■ Action item
Whenever a line in the entries includes the word "activity", copy that line out.

[App and web page records]
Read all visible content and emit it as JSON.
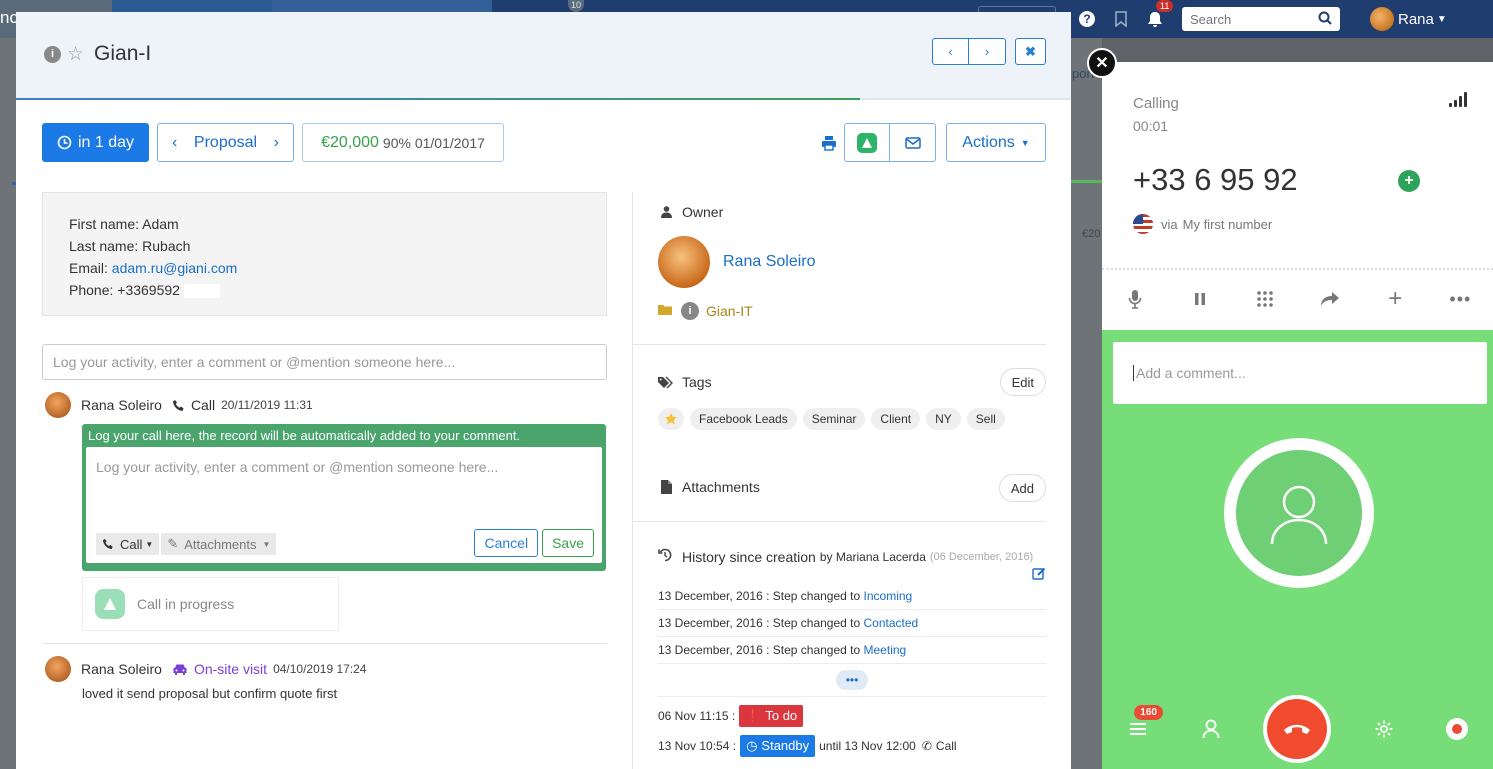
{
  "topnav": {
    "brand_fragment": "nc",
    "notification_count_top": "10",
    "bell_count": "11",
    "search_placeholder": "Search",
    "user_name": "Rana"
  },
  "background": {
    "right_text": "port",
    "right_amount": "€20"
  },
  "modal": {
    "title": "Gian-I",
    "progress": 0.8,
    "due_label": "in 1 day",
    "stage_label": "Proposal",
    "amount": "€20,000",
    "probability_date": "90% 01/01/2017",
    "actions_label": "Actions"
  },
  "contact": {
    "first_name_line": "First name: Adam",
    "last_name_line": "Last name: Rubach",
    "email_label": "Email: ",
    "email": "adam.ru@giani.com",
    "phone_line": "Phone: +3369592"
  },
  "activity": {
    "input_placeholder": "Log your activity, enter a comment or @mention someone here...",
    "entries": [
      {
        "author": "Rana Soleiro",
        "type": "Call",
        "timestamp": "20/11/2019 11:31",
        "hint": "Log your call here, the record will be automatically added to your comment.",
        "inner_placeholder": "Log your activity, enter a comment or @mention someone here...",
        "call_chip": "Call",
        "attachments_chip": "Attachments",
        "cancel_label": "Cancel",
        "save_label": "Save",
        "in_progress_label": "Call in progress"
      },
      {
        "author": "Rana Soleiro",
        "type": "On-site visit",
        "timestamp": "04/10/2019 17:24",
        "text": "loved it send proposal but confirm quote first"
      }
    ]
  },
  "owner": {
    "section_title": "Owner",
    "name": "Rana Soleiro",
    "org": "Gian-IT"
  },
  "tags": {
    "section_title": "Tags",
    "edit_label": "Edit",
    "items": [
      "Facebook Leads",
      "Seminar",
      "Client",
      "NY",
      "Sell"
    ]
  },
  "attachments": {
    "section_title": "Attachments",
    "add_label": "Add"
  },
  "history": {
    "title": "History since creation",
    "by": "by Mariana Lacerda",
    "date": "(06 December, 2016)",
    "lines": [
      {
        "date": "13 December, 2016",
        "text": "Step changed to",
        "step": "Incoming"
      },
      {
        "date": "13 December, 2016",
        "text": "Step changed to",
        "step": "Contacted"
      },
      {
        "date": "13 December, 2016",
        "text": "Step changed to",
        "step": "Meeting"
      }
    ],
    "more": "•••",
    "status1": {
      "time": "06 Nov 11:15 :",
      "badge": "To do"
    },
    "status2": {
      "time": "13 Nov 10:54 :",
      "badge": "Standby",
      "rest": "until 13 Nov 12:00",
      "type": "Call"
    }
  },
  "dialer": {
    "status": "Calling",
    "timer": "00:01",
    "number": "+33 6 95 92",
    "via": "via",
    "line": "My first number",
    "comment_placeholder": "Add a comment...",
    "badge_count": "160",
    "colors": {
      "green": "#77dd78",
      "hangup": "#f04b2f"
    }
  }
}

■ The completed task
  "activity": {
    "input_placeholder": "Log your activity, enter a comment or @mention someone here...",
        "inner_placeholder": "Log your activity, enter a comment or @mention someone here...",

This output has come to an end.